▶ _What you need to do_
Return every line in the entries below where the word "active" shows up.

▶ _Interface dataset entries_
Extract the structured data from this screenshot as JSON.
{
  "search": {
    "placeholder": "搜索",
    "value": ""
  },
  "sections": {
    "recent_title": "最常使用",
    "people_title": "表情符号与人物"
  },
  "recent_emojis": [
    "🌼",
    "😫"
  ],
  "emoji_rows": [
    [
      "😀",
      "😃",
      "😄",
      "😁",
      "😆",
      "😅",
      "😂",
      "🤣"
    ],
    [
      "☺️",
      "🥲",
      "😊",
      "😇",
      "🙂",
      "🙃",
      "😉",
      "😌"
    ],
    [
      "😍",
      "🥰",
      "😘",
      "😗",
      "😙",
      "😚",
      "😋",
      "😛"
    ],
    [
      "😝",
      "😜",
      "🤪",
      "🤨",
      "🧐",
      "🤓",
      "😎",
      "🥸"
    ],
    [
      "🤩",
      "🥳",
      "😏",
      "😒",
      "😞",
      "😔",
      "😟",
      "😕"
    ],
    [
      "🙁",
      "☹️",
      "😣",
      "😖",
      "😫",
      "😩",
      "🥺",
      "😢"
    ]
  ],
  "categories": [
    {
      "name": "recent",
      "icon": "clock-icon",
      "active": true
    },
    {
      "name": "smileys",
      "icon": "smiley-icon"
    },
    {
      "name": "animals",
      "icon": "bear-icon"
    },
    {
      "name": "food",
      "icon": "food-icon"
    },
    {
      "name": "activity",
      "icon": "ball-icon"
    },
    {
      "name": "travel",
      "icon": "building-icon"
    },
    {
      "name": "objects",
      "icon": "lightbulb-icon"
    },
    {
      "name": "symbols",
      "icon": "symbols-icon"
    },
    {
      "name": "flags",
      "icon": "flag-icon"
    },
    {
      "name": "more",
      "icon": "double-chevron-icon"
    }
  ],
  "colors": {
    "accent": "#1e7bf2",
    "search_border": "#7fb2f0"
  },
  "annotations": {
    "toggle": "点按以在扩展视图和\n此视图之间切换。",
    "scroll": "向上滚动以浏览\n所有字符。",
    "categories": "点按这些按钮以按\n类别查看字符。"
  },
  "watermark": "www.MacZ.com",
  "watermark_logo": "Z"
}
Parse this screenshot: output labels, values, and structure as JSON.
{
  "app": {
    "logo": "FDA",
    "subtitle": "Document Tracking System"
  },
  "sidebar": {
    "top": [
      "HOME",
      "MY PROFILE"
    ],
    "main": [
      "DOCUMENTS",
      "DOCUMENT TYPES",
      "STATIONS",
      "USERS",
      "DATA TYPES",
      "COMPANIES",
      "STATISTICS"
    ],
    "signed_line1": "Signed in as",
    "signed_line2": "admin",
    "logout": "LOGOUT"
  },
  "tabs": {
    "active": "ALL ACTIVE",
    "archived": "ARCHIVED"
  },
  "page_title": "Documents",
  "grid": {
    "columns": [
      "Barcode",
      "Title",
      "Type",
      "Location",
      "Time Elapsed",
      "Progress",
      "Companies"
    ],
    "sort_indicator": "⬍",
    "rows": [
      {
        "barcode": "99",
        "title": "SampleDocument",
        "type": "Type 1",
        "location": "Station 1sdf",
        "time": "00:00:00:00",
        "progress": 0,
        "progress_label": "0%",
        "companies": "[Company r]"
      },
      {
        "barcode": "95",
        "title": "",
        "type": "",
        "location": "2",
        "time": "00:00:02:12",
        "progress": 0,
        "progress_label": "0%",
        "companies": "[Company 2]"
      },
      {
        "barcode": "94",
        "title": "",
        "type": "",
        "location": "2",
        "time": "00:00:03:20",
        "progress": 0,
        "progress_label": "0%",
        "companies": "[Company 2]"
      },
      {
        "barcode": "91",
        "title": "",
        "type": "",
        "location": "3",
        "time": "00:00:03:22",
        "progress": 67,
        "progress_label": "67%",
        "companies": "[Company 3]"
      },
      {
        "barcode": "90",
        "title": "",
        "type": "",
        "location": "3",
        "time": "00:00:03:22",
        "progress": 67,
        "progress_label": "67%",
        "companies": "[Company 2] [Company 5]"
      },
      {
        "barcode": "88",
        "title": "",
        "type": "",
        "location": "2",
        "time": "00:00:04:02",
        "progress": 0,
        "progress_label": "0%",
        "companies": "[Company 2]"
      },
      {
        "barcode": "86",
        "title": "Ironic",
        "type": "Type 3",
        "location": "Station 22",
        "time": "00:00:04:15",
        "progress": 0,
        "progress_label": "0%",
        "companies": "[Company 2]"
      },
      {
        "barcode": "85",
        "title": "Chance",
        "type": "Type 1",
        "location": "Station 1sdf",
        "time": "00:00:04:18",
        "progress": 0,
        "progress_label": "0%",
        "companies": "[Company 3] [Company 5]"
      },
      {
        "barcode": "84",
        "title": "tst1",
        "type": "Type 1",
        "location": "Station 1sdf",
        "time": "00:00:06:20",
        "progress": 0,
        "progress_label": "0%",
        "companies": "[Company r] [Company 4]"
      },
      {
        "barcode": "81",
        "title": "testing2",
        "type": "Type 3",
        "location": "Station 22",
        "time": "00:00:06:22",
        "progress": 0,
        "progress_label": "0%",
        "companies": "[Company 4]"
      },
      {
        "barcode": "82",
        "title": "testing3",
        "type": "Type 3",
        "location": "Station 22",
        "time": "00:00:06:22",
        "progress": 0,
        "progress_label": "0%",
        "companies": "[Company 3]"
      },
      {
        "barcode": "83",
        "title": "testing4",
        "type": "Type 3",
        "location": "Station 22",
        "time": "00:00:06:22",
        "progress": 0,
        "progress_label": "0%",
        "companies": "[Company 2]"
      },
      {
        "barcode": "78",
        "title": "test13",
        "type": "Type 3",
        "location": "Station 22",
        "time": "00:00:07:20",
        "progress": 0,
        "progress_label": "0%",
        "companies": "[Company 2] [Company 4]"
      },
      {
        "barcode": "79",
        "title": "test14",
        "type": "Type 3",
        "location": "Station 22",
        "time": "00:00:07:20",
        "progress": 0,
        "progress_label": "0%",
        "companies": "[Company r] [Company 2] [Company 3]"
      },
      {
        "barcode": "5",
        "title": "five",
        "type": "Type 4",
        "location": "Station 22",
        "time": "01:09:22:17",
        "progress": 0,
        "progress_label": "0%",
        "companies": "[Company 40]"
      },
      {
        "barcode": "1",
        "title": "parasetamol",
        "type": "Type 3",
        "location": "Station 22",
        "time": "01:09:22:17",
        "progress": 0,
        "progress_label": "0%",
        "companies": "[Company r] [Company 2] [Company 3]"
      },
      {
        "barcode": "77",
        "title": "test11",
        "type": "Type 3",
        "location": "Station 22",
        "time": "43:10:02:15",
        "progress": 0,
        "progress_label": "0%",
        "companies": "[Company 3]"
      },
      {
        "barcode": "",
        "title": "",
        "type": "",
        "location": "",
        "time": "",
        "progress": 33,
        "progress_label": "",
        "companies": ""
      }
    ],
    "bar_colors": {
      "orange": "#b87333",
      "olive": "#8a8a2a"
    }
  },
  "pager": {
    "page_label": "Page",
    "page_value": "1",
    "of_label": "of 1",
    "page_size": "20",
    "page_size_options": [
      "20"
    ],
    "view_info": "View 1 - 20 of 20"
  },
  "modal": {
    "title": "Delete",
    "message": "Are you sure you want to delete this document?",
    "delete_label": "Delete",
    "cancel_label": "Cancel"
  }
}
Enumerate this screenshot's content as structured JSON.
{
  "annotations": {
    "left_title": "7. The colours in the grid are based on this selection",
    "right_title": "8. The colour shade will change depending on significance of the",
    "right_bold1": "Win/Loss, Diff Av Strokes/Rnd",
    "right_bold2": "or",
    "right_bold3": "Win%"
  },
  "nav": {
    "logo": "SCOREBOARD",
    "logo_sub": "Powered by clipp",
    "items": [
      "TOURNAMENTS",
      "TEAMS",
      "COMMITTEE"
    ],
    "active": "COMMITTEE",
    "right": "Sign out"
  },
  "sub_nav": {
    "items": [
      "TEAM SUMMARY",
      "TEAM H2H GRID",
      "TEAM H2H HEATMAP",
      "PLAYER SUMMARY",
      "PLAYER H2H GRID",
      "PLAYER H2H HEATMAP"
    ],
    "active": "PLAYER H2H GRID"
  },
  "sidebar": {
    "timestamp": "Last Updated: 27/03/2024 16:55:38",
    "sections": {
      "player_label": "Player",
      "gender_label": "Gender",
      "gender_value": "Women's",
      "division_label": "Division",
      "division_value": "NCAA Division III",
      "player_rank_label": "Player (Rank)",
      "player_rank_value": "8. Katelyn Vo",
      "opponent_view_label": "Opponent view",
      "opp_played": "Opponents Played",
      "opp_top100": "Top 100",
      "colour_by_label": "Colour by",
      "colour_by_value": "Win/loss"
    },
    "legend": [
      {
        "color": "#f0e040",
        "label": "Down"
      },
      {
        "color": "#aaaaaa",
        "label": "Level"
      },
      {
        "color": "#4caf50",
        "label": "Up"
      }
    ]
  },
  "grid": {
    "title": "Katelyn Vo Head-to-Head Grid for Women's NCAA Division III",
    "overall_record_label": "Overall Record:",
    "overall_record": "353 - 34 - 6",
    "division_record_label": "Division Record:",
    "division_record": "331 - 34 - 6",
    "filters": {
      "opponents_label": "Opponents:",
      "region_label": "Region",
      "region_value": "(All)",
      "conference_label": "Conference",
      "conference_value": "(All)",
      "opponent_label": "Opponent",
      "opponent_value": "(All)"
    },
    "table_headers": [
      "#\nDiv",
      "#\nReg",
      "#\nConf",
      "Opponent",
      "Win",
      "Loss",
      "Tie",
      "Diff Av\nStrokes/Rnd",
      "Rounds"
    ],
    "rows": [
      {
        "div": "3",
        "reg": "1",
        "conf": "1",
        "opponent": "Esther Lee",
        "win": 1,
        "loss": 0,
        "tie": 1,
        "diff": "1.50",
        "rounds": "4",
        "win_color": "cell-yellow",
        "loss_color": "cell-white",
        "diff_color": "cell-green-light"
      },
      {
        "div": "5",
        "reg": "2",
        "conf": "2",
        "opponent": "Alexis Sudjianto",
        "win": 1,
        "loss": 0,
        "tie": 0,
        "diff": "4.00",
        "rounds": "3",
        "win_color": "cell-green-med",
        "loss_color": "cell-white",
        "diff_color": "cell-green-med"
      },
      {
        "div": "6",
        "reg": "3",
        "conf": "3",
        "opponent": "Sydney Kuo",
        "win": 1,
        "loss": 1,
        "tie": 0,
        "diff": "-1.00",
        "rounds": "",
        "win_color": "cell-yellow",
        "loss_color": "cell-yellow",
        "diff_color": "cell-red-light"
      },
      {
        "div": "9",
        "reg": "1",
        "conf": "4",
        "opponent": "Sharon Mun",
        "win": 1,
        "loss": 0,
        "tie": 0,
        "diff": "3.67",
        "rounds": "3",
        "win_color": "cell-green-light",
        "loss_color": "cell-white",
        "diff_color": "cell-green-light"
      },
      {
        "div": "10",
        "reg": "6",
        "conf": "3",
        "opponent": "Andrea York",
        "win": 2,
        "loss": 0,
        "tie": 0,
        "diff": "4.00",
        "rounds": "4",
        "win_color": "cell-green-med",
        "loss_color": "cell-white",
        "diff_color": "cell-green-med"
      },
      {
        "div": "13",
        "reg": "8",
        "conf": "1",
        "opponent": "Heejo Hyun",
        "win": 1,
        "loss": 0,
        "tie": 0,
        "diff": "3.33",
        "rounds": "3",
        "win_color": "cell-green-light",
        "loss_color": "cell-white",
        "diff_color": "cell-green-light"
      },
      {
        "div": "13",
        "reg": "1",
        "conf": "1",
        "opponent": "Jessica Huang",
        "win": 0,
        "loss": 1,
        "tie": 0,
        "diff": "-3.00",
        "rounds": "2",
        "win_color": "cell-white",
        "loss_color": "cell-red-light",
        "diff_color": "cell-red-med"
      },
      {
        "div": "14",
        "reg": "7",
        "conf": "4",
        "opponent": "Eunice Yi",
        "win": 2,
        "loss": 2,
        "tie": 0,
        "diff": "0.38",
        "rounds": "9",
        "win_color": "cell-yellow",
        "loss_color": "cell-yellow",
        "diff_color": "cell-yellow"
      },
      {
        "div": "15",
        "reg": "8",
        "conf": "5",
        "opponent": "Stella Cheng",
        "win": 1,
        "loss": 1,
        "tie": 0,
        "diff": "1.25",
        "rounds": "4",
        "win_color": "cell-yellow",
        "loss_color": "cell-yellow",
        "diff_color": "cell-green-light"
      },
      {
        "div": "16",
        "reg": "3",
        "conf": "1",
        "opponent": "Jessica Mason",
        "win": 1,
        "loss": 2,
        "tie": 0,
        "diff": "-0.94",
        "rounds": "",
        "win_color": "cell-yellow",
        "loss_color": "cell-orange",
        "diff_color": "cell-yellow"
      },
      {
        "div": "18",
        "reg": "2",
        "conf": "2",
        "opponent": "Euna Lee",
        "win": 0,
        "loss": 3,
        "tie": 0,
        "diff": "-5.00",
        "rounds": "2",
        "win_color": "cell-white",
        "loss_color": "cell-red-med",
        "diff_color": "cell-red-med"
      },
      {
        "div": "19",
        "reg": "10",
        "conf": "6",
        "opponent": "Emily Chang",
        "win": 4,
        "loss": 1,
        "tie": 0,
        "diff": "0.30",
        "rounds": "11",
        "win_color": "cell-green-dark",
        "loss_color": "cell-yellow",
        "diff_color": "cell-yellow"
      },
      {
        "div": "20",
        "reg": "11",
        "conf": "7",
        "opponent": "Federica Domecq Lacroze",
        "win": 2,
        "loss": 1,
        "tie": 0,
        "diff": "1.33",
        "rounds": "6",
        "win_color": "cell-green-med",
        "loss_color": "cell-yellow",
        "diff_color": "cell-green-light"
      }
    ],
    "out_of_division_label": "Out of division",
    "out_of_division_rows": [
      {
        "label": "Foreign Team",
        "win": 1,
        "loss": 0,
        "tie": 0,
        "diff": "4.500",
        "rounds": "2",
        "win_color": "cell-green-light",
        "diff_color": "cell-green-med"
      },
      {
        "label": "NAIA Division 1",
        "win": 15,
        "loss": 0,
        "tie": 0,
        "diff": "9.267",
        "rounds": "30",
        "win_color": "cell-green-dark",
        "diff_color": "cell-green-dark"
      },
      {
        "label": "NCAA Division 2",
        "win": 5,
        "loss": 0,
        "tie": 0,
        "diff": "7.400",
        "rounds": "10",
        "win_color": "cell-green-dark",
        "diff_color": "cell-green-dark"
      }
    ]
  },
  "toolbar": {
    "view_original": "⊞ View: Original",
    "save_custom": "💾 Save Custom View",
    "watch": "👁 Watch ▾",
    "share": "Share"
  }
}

▶ _Answer below_
      "active": true
    "active": "ALL ACTIVE",
    "active": "COMMITTEE",
    "active": "PLAYER H2H GRID"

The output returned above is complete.